A constitution is merely “a body of fundamental principles or established precedents according to which a state or other organization is acknowledged to be governed.” That’s it. It’s not a holy writ, nor is it above reproach. All it does is put the basic framework for our government in place. It is not the law of the land, because that title belongs to the U.S. Code. It is not perfect, because we’ve had to amend it 27 times.

Most people throw the constitution into the conversation as something you’re not allowed to assail so they don’t actually have to defend their position. They treat the constitution like a sacred text. They rarely if ever actually cite anything specific. Claims of unconstitutional behavior are almost always supported by cherry-picked quotes or ignoring amendments that contradict them. I’d bet five bucks that 90% of them don’t have a clue what a constitution’s actual function is.

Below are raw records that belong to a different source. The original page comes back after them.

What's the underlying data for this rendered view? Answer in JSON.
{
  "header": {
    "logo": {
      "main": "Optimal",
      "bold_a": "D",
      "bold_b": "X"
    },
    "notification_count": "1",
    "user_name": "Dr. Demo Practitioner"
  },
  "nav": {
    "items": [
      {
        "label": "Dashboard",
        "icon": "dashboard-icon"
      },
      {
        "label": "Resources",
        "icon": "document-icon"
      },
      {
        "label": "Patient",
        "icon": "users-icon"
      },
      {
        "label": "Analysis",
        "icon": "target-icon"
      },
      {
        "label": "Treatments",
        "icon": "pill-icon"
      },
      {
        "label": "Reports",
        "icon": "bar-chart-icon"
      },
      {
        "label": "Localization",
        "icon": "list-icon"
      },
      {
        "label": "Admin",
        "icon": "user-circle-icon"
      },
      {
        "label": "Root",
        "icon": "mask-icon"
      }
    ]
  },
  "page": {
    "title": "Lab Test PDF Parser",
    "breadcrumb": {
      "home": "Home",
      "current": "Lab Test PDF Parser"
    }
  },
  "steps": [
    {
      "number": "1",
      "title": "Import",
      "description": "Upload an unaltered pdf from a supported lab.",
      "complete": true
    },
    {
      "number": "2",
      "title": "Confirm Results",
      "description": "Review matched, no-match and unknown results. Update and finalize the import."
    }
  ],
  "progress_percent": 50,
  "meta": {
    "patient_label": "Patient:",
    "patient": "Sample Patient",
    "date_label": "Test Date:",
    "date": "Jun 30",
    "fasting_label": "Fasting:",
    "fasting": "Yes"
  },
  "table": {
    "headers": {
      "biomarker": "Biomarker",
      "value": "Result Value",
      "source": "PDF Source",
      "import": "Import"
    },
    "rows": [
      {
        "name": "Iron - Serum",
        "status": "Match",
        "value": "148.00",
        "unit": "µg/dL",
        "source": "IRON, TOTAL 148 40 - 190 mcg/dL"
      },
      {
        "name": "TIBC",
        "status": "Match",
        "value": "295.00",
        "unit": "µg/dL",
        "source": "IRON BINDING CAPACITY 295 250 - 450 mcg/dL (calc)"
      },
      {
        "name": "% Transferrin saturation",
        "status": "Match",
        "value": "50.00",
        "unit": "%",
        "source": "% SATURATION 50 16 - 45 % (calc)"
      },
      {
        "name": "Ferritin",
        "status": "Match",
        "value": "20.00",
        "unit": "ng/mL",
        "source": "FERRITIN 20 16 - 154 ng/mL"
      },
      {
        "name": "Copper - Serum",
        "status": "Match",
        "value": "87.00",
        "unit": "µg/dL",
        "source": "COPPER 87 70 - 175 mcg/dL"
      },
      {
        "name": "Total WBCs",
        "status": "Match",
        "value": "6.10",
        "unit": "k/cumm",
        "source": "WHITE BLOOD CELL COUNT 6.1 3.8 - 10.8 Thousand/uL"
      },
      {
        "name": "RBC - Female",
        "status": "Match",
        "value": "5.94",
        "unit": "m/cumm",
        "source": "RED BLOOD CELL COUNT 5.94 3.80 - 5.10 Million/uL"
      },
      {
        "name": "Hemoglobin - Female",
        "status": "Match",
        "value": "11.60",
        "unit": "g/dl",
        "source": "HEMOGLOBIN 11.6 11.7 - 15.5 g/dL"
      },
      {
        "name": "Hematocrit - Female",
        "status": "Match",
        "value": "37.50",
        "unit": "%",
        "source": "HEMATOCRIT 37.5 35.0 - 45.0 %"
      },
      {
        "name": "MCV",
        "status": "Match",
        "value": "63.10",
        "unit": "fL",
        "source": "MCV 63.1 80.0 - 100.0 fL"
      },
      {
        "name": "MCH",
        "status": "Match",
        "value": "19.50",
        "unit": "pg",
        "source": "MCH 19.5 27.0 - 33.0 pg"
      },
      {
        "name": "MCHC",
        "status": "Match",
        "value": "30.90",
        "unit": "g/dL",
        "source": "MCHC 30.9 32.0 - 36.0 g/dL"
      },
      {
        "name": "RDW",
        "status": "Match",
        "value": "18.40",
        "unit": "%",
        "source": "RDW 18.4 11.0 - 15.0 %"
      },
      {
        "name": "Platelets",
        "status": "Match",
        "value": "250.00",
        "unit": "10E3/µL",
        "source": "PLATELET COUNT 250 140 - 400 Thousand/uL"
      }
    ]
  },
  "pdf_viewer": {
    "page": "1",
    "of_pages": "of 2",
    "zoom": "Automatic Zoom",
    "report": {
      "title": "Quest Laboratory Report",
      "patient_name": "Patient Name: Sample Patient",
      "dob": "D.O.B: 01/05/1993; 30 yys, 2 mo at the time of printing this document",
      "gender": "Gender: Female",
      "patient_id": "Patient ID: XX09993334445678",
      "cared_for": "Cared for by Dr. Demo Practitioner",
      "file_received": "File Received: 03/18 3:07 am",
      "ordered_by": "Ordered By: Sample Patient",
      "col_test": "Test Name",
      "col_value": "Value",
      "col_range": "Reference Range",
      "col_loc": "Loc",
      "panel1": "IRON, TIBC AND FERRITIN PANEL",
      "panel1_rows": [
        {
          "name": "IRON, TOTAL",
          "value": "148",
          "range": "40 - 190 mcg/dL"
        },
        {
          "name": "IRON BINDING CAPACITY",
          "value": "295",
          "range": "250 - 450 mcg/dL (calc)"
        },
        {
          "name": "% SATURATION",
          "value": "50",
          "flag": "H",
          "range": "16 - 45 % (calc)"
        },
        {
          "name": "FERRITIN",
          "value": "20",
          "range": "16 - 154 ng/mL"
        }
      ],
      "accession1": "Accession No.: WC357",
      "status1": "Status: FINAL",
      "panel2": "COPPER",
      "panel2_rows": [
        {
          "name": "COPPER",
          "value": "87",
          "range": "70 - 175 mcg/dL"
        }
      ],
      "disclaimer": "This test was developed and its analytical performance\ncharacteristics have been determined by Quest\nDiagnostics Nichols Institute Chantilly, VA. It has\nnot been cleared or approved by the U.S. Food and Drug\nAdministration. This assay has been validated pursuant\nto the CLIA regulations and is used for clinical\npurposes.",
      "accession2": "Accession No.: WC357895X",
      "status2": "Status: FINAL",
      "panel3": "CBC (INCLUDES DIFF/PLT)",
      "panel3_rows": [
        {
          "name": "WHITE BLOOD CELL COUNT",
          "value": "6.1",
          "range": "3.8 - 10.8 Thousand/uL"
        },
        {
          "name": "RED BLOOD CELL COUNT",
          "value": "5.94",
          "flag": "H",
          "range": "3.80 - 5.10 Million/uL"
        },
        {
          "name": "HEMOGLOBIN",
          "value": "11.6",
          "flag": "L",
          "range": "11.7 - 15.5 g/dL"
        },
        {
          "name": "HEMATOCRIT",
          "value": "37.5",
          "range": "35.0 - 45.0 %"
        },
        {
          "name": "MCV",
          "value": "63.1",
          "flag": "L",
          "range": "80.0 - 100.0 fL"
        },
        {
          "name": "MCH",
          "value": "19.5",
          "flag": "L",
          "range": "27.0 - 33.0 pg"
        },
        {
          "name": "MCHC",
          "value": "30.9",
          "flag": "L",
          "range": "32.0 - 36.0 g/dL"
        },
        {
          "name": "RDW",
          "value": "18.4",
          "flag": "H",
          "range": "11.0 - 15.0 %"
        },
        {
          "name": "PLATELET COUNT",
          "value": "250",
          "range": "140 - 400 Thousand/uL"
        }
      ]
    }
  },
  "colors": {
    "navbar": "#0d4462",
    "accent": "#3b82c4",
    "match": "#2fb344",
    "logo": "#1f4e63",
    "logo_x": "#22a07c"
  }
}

Here’s an example/test: if you’re even around somebody that claims their actions are an effort to “defend the constitution”, ask them specifically what they mean or what section of the constitution is under attack and/or how. You could knock me over with a feather if you get lucid, informed response.

I’ve served in the military and I love the ideal that this nation is supposed to be, but you should be extremely wary of any ideologue, even when they drape themselves in the American flag. There’s a reason the analogy of a wolf in sheep’s clothing has endured for centuries- because there’s wisdom in it.

Because owls are awe inspiring

There’s a definitely proclivity toward eagles, falcons, and hawks as symbols of strength, power, or what-have-you. They’ve been used as symbolic “look how cool we are” birds by the U.S., Harley-Davidson, Germany, etc. We describe militarily aggressive attitudes as being hawkish. They’re predators, they’re fast, and they’re pretty. They’re admirable birds. I get it, but the most fascinating raptor is actually the owl.

Owls are awesome. Owls have heads on a swivel. They are birds of prey. The collective noun for a group of owls is a parliament. They’re symbols of wisdom (the reason I chose an owl as the icon for this blog) and some species and have been discovered to practice primitive tool usage. And they’re stealthy, able to fly almost completely silently.

Owls are the bird of prey for thinkers.